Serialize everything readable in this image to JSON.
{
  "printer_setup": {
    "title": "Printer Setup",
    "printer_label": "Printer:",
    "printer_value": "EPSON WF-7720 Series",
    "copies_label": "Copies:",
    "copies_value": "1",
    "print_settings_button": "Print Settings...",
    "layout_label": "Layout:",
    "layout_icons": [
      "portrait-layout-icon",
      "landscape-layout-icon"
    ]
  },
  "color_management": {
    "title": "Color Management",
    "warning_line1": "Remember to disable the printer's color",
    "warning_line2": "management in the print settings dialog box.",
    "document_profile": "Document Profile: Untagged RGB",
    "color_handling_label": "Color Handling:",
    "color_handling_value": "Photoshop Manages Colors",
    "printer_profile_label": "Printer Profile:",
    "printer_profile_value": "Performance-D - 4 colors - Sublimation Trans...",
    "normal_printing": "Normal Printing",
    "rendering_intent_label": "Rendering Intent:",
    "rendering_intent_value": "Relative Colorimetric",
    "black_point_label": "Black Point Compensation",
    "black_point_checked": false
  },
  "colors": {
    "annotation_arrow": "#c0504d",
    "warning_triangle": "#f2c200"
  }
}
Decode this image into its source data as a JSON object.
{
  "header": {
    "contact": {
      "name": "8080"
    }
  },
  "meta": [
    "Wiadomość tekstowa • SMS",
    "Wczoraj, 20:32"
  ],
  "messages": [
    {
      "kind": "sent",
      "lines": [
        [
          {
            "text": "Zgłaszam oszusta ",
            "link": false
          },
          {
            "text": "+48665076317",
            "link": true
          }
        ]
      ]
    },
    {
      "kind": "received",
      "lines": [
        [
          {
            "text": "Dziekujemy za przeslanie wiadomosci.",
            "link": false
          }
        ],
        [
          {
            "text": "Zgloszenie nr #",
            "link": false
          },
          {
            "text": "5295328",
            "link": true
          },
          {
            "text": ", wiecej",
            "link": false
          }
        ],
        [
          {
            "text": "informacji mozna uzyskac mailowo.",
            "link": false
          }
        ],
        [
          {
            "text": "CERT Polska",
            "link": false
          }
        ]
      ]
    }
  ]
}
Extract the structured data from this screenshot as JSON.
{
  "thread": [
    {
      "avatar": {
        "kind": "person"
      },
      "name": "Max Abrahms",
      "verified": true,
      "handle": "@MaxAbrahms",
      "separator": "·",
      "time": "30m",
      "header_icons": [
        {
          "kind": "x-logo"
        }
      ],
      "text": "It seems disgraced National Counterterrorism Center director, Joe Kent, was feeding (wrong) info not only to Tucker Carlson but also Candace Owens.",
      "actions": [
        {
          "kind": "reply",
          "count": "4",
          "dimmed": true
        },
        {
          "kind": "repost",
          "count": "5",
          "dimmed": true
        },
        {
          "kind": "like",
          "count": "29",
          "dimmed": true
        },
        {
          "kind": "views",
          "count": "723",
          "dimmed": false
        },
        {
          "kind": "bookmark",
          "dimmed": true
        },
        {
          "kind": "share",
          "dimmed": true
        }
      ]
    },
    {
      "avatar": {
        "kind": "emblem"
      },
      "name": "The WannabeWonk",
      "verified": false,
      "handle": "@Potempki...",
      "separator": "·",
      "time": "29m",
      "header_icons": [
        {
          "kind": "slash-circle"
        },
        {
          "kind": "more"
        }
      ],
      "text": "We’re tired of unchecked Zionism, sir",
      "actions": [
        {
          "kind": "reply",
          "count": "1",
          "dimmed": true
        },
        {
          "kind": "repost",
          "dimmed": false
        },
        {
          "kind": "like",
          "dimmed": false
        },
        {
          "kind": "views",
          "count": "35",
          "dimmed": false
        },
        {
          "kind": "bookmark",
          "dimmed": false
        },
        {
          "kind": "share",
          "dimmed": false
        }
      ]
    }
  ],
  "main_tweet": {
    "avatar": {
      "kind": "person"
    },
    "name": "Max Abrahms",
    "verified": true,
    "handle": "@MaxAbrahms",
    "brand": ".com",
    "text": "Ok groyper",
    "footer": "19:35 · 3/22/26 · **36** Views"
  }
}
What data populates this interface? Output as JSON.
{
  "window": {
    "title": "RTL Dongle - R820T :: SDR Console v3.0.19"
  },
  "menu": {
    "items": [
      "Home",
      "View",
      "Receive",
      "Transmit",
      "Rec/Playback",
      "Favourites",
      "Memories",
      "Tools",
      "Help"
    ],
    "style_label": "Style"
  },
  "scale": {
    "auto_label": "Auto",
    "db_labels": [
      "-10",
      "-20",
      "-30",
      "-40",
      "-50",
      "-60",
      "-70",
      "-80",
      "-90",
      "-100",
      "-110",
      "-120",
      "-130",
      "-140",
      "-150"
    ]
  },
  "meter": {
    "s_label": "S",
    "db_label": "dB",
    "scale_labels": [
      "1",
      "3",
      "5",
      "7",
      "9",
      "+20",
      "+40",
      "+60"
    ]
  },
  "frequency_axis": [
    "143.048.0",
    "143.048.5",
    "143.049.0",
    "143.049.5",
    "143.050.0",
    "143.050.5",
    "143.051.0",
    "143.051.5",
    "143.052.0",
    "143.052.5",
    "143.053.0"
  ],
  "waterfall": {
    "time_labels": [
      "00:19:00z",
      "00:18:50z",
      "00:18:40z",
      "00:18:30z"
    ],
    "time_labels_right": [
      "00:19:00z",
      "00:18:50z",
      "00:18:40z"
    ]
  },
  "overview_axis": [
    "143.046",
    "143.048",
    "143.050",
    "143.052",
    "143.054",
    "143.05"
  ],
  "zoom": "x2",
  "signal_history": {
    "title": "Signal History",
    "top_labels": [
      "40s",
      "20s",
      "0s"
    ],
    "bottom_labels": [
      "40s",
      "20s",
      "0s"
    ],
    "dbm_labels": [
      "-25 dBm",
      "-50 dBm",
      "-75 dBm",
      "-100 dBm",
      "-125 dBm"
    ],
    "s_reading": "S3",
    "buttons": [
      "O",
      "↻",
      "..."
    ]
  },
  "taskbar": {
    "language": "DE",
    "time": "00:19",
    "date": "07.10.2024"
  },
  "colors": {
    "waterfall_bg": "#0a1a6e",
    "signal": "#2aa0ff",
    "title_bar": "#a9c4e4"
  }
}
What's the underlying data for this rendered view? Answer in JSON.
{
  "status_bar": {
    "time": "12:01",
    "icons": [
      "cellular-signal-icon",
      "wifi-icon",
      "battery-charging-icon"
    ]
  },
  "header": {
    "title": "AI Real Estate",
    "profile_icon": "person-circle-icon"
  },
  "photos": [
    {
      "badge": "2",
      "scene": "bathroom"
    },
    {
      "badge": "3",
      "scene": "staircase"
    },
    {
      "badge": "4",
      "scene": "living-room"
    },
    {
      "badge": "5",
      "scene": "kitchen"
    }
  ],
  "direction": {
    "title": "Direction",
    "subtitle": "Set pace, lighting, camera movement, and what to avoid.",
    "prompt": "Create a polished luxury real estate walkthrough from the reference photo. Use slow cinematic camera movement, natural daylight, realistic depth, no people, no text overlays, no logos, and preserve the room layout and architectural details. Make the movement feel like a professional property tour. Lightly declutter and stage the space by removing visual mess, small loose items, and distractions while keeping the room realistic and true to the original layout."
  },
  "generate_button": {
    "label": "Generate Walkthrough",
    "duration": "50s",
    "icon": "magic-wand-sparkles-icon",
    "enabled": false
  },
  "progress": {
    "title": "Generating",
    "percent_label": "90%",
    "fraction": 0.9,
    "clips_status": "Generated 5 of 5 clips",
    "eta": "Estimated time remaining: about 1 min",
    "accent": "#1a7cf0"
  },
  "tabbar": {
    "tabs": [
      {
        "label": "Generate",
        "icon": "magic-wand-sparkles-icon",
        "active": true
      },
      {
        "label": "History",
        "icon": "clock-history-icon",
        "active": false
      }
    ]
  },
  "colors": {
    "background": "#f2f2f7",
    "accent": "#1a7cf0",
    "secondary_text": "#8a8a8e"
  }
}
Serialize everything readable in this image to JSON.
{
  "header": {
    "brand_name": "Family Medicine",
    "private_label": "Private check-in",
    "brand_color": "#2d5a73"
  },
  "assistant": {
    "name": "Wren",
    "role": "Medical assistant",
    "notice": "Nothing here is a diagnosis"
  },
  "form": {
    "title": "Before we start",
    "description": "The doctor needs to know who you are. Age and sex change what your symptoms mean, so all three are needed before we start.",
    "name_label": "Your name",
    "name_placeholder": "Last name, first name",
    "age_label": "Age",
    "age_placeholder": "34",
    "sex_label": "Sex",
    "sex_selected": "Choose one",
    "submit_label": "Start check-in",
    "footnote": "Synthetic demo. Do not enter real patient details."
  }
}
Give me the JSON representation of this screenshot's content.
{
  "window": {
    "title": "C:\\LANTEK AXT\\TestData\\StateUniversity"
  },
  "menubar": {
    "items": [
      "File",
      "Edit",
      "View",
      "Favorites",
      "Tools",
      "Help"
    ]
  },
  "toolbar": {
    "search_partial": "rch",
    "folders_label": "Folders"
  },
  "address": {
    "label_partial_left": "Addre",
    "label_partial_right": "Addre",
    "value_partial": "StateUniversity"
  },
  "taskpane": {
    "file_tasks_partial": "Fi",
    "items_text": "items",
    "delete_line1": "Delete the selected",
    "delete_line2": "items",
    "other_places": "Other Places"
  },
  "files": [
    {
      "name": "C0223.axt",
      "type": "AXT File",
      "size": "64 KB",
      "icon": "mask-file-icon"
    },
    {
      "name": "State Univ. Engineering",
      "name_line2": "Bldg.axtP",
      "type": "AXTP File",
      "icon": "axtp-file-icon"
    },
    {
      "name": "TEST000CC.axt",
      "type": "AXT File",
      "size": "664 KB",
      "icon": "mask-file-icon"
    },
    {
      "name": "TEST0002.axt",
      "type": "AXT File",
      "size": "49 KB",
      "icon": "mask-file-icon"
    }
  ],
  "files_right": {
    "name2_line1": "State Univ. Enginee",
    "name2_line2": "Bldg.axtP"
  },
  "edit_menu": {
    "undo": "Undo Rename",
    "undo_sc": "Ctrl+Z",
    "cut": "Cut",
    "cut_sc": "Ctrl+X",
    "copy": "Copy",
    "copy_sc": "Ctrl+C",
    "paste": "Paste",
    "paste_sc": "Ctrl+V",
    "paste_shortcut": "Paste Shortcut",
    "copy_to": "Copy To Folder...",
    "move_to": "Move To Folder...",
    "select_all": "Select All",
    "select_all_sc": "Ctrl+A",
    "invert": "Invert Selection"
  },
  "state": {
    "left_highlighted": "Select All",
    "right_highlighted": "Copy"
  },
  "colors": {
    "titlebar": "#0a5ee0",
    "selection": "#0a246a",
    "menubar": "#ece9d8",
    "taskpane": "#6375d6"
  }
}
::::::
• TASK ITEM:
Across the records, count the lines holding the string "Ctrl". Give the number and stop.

• WRITTEN RESPONSE:
5